On another holiday to Cyprus when she was five or six, Chrissy ended up in hospital because she had a run of seizures. I stayed with her while her dad cared for her brother, Jamie. The hospital didn't allow children to visit, which made things very difficult. I remember glimpsing disabled adult patients through cracks in doors away from the main wards. My heart went out to them and their families being treated like pariahs. I had no idea then that Chrissy would end up like that.

As Chrissy grew bigger, her behaviour challenged us more than her health. When she was about eight she was allocated a week’s respite during the school summer holidays.

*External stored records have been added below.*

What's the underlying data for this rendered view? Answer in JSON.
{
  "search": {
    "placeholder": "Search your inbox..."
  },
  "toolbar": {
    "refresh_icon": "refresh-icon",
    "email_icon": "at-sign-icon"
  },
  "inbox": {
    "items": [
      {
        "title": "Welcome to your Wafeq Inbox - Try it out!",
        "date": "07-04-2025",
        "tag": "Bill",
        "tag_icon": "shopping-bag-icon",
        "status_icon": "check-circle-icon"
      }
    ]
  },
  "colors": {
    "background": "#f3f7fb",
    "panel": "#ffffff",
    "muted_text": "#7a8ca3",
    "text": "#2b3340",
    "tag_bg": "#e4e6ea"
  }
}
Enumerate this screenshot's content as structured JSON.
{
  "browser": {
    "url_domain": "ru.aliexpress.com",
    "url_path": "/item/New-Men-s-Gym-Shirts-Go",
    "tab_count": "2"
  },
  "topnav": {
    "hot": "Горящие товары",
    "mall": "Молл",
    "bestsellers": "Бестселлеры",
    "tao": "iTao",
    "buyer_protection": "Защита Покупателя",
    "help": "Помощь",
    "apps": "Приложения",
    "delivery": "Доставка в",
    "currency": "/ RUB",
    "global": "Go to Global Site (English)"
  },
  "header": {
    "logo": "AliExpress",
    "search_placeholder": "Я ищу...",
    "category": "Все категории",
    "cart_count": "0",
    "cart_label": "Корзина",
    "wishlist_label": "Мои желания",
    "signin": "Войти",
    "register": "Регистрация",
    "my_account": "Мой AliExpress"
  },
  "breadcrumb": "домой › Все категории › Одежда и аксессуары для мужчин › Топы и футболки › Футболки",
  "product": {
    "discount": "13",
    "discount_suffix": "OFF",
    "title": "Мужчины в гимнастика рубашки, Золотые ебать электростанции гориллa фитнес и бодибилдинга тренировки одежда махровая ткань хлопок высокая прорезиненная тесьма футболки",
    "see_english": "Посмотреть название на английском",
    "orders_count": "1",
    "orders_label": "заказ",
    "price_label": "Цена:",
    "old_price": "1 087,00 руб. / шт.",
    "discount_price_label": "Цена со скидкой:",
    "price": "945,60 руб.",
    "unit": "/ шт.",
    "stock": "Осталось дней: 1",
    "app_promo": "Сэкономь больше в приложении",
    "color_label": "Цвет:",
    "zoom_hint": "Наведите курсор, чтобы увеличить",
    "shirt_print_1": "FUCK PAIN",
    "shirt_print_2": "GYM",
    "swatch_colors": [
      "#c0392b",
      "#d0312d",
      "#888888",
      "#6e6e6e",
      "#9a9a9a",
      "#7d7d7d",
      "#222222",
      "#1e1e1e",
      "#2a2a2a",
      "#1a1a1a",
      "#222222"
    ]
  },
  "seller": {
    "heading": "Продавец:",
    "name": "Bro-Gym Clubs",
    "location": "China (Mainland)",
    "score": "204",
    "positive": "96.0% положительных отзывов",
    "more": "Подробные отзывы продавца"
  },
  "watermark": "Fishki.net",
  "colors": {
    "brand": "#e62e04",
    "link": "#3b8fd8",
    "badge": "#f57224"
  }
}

We decided to use it to take Jamie and Alex, my other two children, to a camping site in the south of France. When I told a friend that we were going away without Chrissy, she was shocked. “She’s your flesh and blood. How can you even think about going without her?” she gasped. Ian didn’t mince his words in justifying our decision. We needed a break and previous holidays with Chrissy had been disastrous. There was no point in putting Chrissy or ourselves through what would be another ordeal. She’d had several shorter spells in respite and enjoyed it there.

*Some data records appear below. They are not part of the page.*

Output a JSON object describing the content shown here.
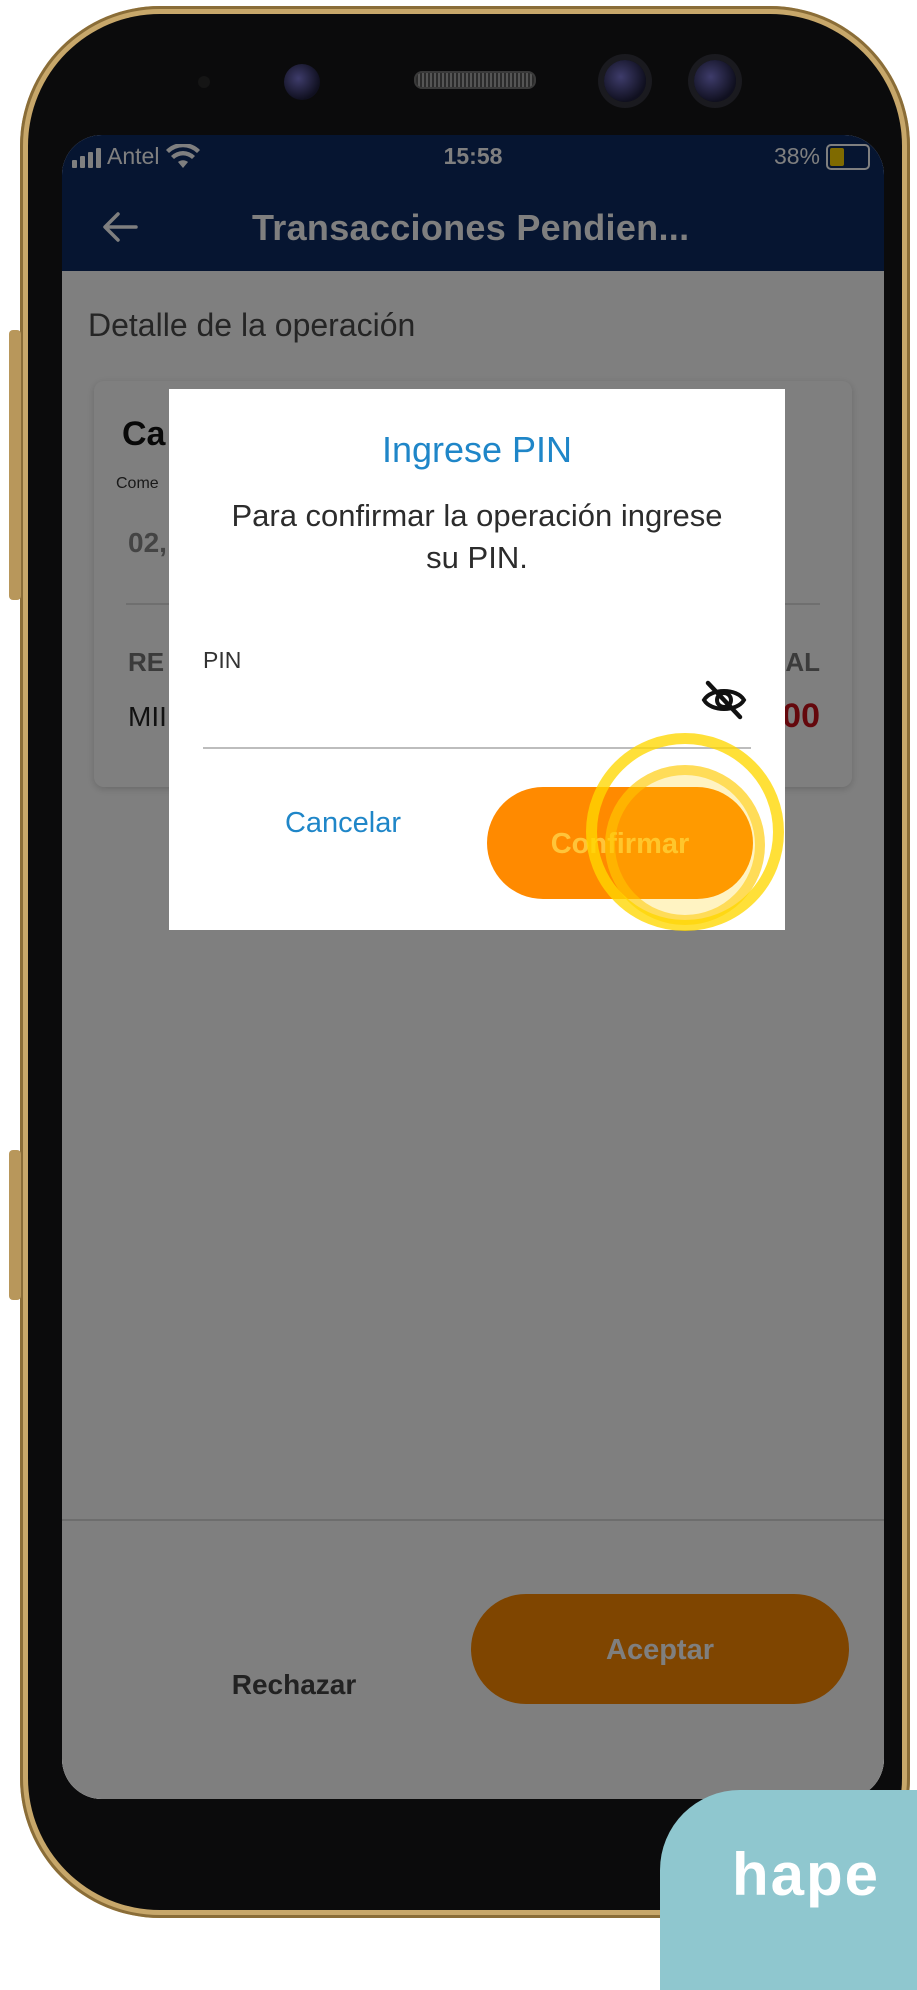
{
  "status_bar": {
    "carrier": "Antel",
    "time": "15:58",
    "battery": "38%"
  },
  "app_bar": {
    "title": "Transacciones Pendien..."
  },
  "content": {
    "section_title": "Detalle de la operación",
    "card": {
      "title_partial": "Ca",
      "subtitle_partial": "Come",
      "date_partial": "02,",
      "label_left_partial": "RE",
      "label_right_partial": "AL",
      "value_left_partial": "MII",
      "value_right_partial": "00"
    }
  },
  "footer": {
    "reject_label": "Rechazar",
    "accept_label": "Aceptar"
  },
  "dialog": {
    "title": "Ingrese PIN",
    "message": "Para confirmar la operación ingrese su PIN.",
    "pin_label": "PIN",
    "cancel_label": "Cancelar",
    "confirm_label": "Confirmar"
  },
  "colors": {
    "app_bar": "#0d2a63",
    "accent_orange": "#ff8a00",
    "link_blue": "#1f86c8",
    "amount_red": "#c8101a",
    "frame_gold": "#c7a76a"
  },
  "icons": [
    "back-arrow-icon",
    "signal-icon",
    "wifi-icon",
    "battery-icon",
    "eye-off-icon"
  ],
  "brand_badge": "hape"
}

We next took Chrissy abroad (on the Eurostar) when she was 14 and in the honeymoon period of the life-transforming new drugs regime. Our trip to Disneyland, Paris with extended family was a huge success, which we tried to repeat with another trip in her twenties but she’d just started on Risperidone then. She spent much of the holiday in a very peculiar trance-like state where she alternated between indifference to the Disney characters that tried to engage with her and sobbing inconsolably. It was bitterly cold there and she kept trying to take her gloves, coat and hat off. Her senses seemed completely out of kilter.

Since the enforced drug changes in Chrissy’s early twenties, she’s been too unstable to take out anywhere, let alone on holiday. It’s always been a wrench to leave her behind while we go away, and I was reluctant to go at all, and then for no more than a week. During recent years my husband has pressed me to go further afield for a longer period. He has a very demanding, high pressure job and wanted us to see the world while we were still young enough to do some adventurous stuff. It’s enough that he took on my three children from a previous marriage as his own – the least I could do was compromise on the holiday issue. Four years ago we took our youngest child, Alex, to Peru for three weeks, which involved spending a week on the Amazon. Only emergency calls could get through and I was unable to check how Chrissy was. Talk about cold turkey!

When we got back I learned that Chrissy had been very unsettled at one point with increased self-injurious behaviour but there was nothing I could have done and, to be honest, ignorance was bliss. We really threw ourselves into the spirit of that holiday and I astonished myself by climbing Machu Picchu ‘Old Mountain,’ something I never thought I'd be fit enough to do. I returned home with more confidence and renewed energy to deal with the challenges I faced with Chrissy.

The dilemma of whether to take a disabled child with severe behavioural difficulties on holiday can cause rifts between parents. I wrote a feature for Woman’s Realm Magazine about a couple that couldn’t agree whether to take their son, who has autism and moderate-severe learning disabilities, on holiday with their three younger children. I could see both sides. His mum felt very emotional and guilty, as I do, about leaving her child behind but his dad felt that they couldn’t have a proper break if they took him. Also, he made the point that the child himself disliked the unpredictability and routine changes involved in holidays. Also, as the lad grew bigger it was the dad who had to chase him if he ran off or physically restrain him if he kicked off!

It’s a contentious issue and I’d welcome comments from other parents on how they cope – or are family holidays a thing of the past for you since you’ve had a disabled child?

I am a SWAN UK (Syndromes without a Name) blogger